This is another bad practice that designers use a lot when creating links especially
when using a graphic for the link. More often than not they won’t use alt
text so to a screen reader user a link reads something like, images/xtremesm
or images/basicsm, to a sighted person the text in the image might give them
a clue to what’s at the other end, but not to a screen reader user. Now imagine
50 of these links on a page.
Another bad practice is using phrases such as “click here” or “read
more”, they give no clue to their destination and again, imagine 50 of
these on a page.
Links should make sense when read out of context, explains what the link offers,
doesn’t talk about mechanics and is not a verb.
2) Opening New Browser Windows
At one time it was common practice to open links in a new window on the theory
that it would keep visitors on your site but that has changed for a number of
reasons, 1 it breaks the back button, which is the normal way a person goes
back to a previous site, couple this with a screen reader and it becomes even
more confusing as the screen reader doesn’t always alert you that a new window
has been opened, this can be very frustrating.
Another problem is that many people have pop up blockers turned on so your
webpage won’t open anyway, creating even more confusion.
If you must have the browser open in a new window, inform the user that this will happen, not in text beside the link but part of the link, for example” link name, opens in new window”.
3) Valid Code
Just like a house is built to certain specifications for a reason, so should
a website.

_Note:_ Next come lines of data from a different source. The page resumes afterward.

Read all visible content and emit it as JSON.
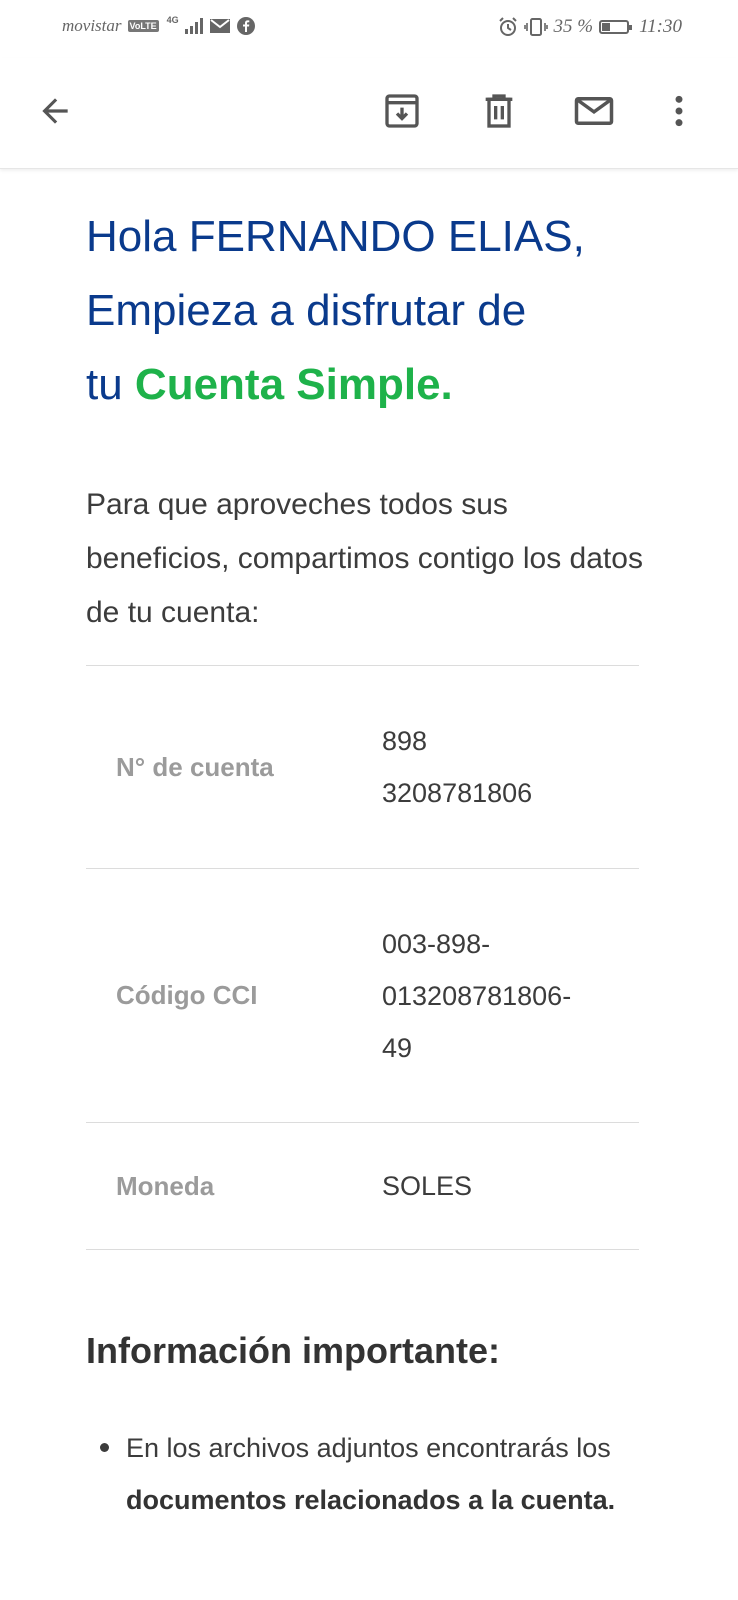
{
  "status_bar": {
    "carrier": "movistar",
    "volte": "VoLTE",
    "network": "4G",
    "battery_text": "35 %",
    "battery_level": 0.35,
    "time": "11:30"
  },
  "app_bar": {
    "icons": [
      "back-arrow-icon",
      "archive-icon",
      "delete-icon",
      "mark-unread-icon",
      "more-vert-icon"
    ]
  },
  "email": {
    "greeting_line1": "Hola FERNANDO ELIAS,",
    "greeting_line2": "Empieza a disfrutar de",
    "greeting_line3_prefix": "tu ",
    "greeting_accent": "Cuenta Simple.",
    "accent_color": "#1eb24a",
    "title_color": "#0a3a8c",
    "intro": "Para que aproveches todos sus beneficios, compartimos contigo los datos de tu cuenta:",
    "account_rows": [
      {
        "label": "N° de cuenta",
        "value_lines": [
          "898",
          "3208781806"
        ]
      },
      {
        "label": "Código CCI",
        "value_lines": [
          "003-898-",
          "013208781806-",
          "49"
        ]
      },
      {
        "label": "Moneda",
        "value_lines": [
          "SOLES"
        ]
      }
    ],
    "info_title": "Información importante:",
    "info_items": [
      {
        "prefix": "En los archivos adjuntos encontrarás los ",
        "bold": "documentos relacionados a la cuenta."
      }
    ]
  }
}
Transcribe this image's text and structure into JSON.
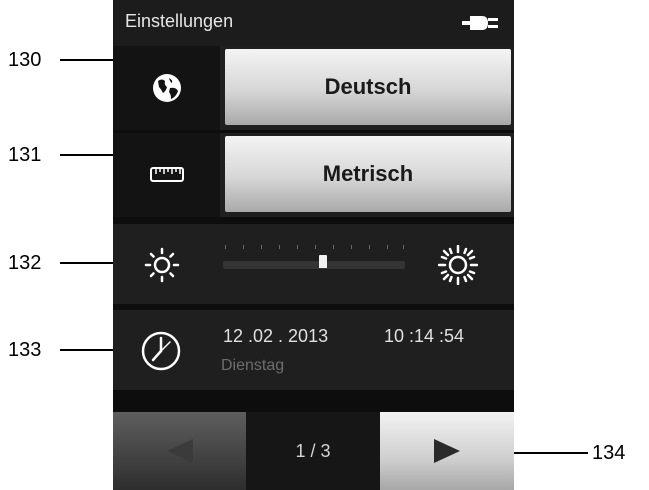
{
  "callouts": {
    "language": "130",
    "units": "131",
    "brightness": "132",
    "datetime": "133",
    "navigation": "134"
  },
  "titlebar": {
    "title": "Einstellungen",
    "power_icon": "plug-icon"
  },
  "language": {
    "icon": "globe-icon",
    "value": "Deutsch"
  },
  "units": {
    "icon": "ruler-icon",
    "value": "Metrisch"
  },
  "brightness": {
    "icon_low": "sun-low-icon",
    "icon_high": "sun-high-icon",
    "level_fraction": 0.55
  },
  "datetime": {
    "icon": "clock-icon",
    "date": "12 .02 . 2013",
    "time": "10 :14 :54",
    "weekday": "Dienstag"
  },
  "pager": {
    "prev_icon": "triangle-left-icon",
    "next_icon": "triangle-right-icon",
    "page": "1 / 3"
  },
  "colors": {
    "screen_bg": "#0d0d0d",
    "row_bg": "#1f1f1f",
    "button_light": "#e0e0e0",
    "text_light": "#e0e0e0",
    "text_dim": "#6d6d6d"
  }
}
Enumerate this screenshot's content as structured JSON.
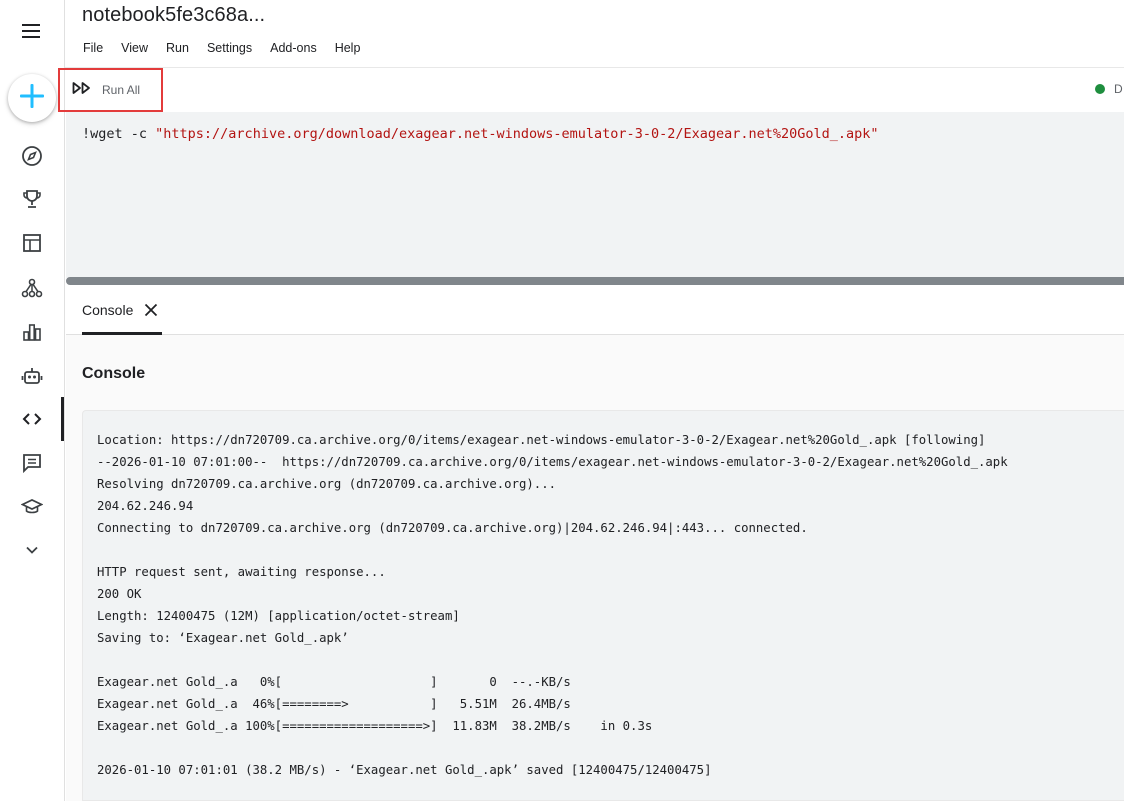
{
  "notebook": {
    "title": "notebook5fe3c68a..."
  },
  "menu": [
    "File",
    "View",
    "Run",
    "Settings",
    "Add-ons",
    "Help"
  ],
  "toolbar": {
    "run_all_label": "Run All",
    "status_label": "D"
  },
  "cell": {
    "prefix": "!wget -c ",
    "url": "\"https://archive.org/download/exagear.net-windows-emulator-3-0-2/Exagear.net%20Gold_.apk\""
  },
  "console": {
    "tab_label": "Console",
    "heading": "Console",
    "output_lines": [
      "Location: https://dn720709.ca.archive.org/0/items/exagear.net-windows-emulator-3-0-2/Exagear.net%20Gold_.apk [following]",
      "--2026-01-10 07:01:00--  https://dn720709.ca.archive.org/0/items/exagear.net-windows-emulator-3-0-2/Exagear.net%20Gold_.apk",
      "Resolving dn720709.ca.archive.org (dn720709.ca.archive.org)...",
      "204.62.246.94",
      "Connecting to dn720709.ca.archive.org (dn720709.ca.archive.org)|204.62.246.94|:443... connected.",
      "",
      "HTTP request sent, awaiting response...",
      "200 OK",
      "Length: 12400475 (12M) [application/octet-stream]",
      "Saving to: ‘Exagear.net Gold_.apk’",
      "",
      "Exagear.net Gold_.a   0%[                    ]       0  --.-KB/s",
      "Exagear.net Gold_.a  46%[========>           ]   5.51M  26.4MB/s",
      "Exagear.net Gold_.a 100%[===================>]  11.83M  38.2MB/s    in 0.3s",
      "",
      "2026-01-10 07:01:01 (38.2 MB/s) - ‘Exagear.net Gold_.apk’ saved [12400475/12400475]"
    ]
  },
  "colors": {
    "accent": "#20beff",
    "highlight_border": "#e33b3b",
    "status_ok": "#1e8e3e",
    "string": "#b31412"
  },
  "rail_icons": [
    "menu-icon",
    "plus-icon",
    "compass-icon",
    "trophy-icon",
    "table-icon",
    "network-icon",
    "bar-chart-icon",
    "robot-icon",
    "code-icon",
    "comment-icon",
    "graduation-cap-icon",
    "chevron-down-icon"
  ]
}
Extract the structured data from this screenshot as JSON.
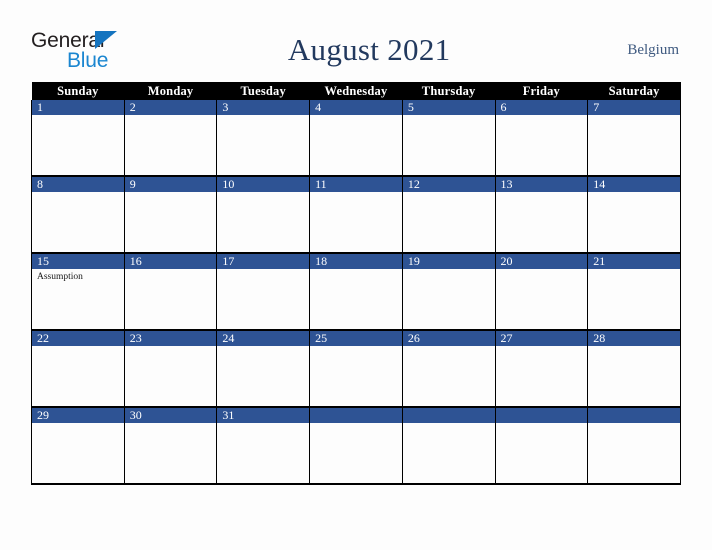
{
  "brand": {
    "name_top": "General",
    "name_bottom": "Blue",
    "triangle_icon": "triangle-icon",
    "color_top": "#231f20",
    "color_bottom": "#1b86d0",
    "triangle_color": "#1574bf"
  },
  "header": {
    "title": "August 2021",
    "locale": "Belgium",
    "title_color": "#22395e",
    "locale_color": "#3f5a80"
  },
  "calendar": {
    "month": "August",
    "year": "2021",
    "header_bg": "#000000",
    "header_text_color": "#ffffff",
    "daynum_bg": "#2e5394",
    "daynum_text_color": "#ffffff",
    "cell_bg": "#fdfdfd",
    "border_color": "#000000",
    "weekday_headers": [
      "Sunday",
      "Monday",
      "Tuesday",
      "Wednesday",
      "Thursday",
      "Friday",
      "Saturday"
    ],
    "weeks": [
      [
        {
          "day": "1",
          "events": []
        },
        {
          "day": "2",
          "events": []
        },
        {
          "day": "3",
          "events": []
        },
        {
          "day": "4",
          "events": []
        },
        {
          "day": "5",
          "events": []
        },
        {
          "day": "6",
          "events": []
        },
        {
          "day": "7",
          "events": []
        }
      ],
      [
        {
          "day": "8",
          "events": []
        },
        {
          "day": "9",
          "events": []
        },
        {
          "day": "10",
          "events": []
        },
        {
          "day": "11",
          "events": []
        },
        {
          "day": "12",
          "events": []
        },
        {
          "day": "13",
          "events": []
        },
        {
          "day": "14",
          "events": []
        }
      ],
      [
        {
          "day": "15",
          "events": [
            "Assumption"
          ]
        },
        {
          "day": "16",
          "events": []
        },
        {
          "day": "17",
          "events": []
        },
        {
          "day": "18",
          "events": []
        },
        {
          "day": "19",
          "events": []
        },
        {
          "day": "20",
          "events": []
        },
        {
          "day": "21",
          "events": []
        }
      ],
      [
        {
          "day": "22",
          "events": []
        },
        {
          "day": "23",
          "events": []
        },
        {
          "day": "24",
          "events": []
        },
        {
          "day": "25",
          "events": []
        },
        {
          "day": "26",
          "events": []
        },
        {
          "day": "27",
          "events": []
        },
        {
          "day": "28",
          "events": []
        }
      ],
      [
        {
          "day": "29",
          "events": []
        },
        {
          "day": "30",
          "events": []
        },
        {
          "day": "31",
          "events": []
        },
        {
          "day": "",
          "events": []
        },
        {
          "day": "",
          "events": []
        },
        {
          "day": "",
          "events": []
        },
        {
          "day": "",
          "events": []
        }
      ]
    ]
  }
}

Having valid code will not only ensure that your website will be
accessible to the browser of the day, but also any standards compliant user
agent in the marketplace today; including but not limited to adaptive technologies
used by those with disabilities.
Just because your website looks okay in your browser does not mean that it
will in others, or work well with screen readers and other assistive technologies.
A browser will try to render a webpage with invalid code as best as it can,
sometimes creating a mangled mess of the page or even crashing the browser.
Writing valid code is not that difficult and should be a cornerstone for an